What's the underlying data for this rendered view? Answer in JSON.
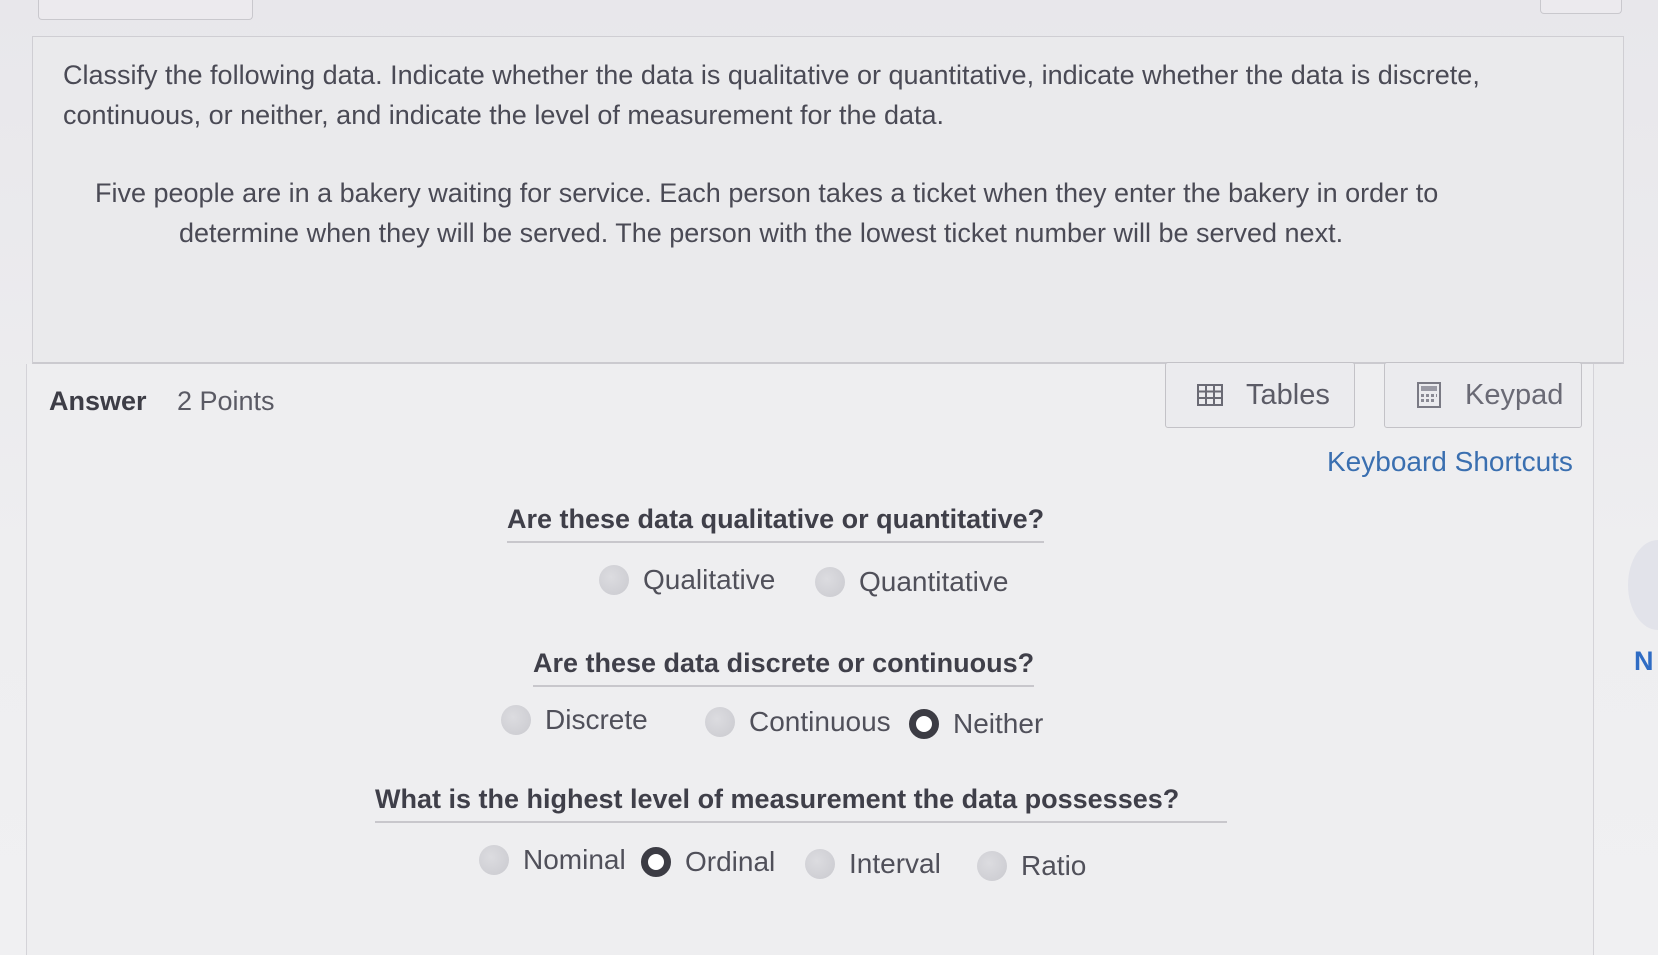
{
  "question": {
    "instructions": "Classify the following data. Indicate whether the data is qualitative or quantitative, indicate whether the data is discrete, continuous, or neither, and indicate the level of measurement for the data.",
    "scenario_line1": "Five people are in a bakery waiting for service. Each person takes a ticket when they enter the bakery in order to",
    "scenario_line2": "determine when they will be served. The person with the lowest ticket number will be served next."
  },
  "answer": {
    "label": "Answer",
    "points": "2 Points",
    "tables_label": "Tables",
    "keypad_label": "Keypad",
    "shortcuts_label": "Keyboard Shortcuts"
  },
  "q1": {
    "heading": "Are these data qualitative or quantitative?",
    "options": [
      "Qualitative",
      "Quantitative"
    ],
    "selected": null
  },
  "q2": {
    "heading": "Are these data discrete or continuous?",
    "options": [
      "Discrete",
      "Continuous",
      "Neither"
    ],
    "selected": "Neither"
  },
  "q3": {
    "heading": "What is the highest level of measurement the data possesses?",
    "options": [
      "Nominal",
      "Ordinal",
      "Interval",
      "Ratio"
    ],
    "selected": "Ordinal"
  },
  "side_letter": "N",
  "icons": {
    "tables": "table-grid-icon",
    "keypad": "calculator-icon"
  },
  "colors": {
    "link": "#3a6fb0",
    "side_letter": "#2f6cc4"
  }
}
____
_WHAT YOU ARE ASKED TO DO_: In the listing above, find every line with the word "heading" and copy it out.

_WRITTEN REPLY_:
    "heading": "Are these data qualitative or quantitative?",
    "heading": "Are these data discrete or continuous?",
    "heading": "What is the highest level of measurement the data possesses?",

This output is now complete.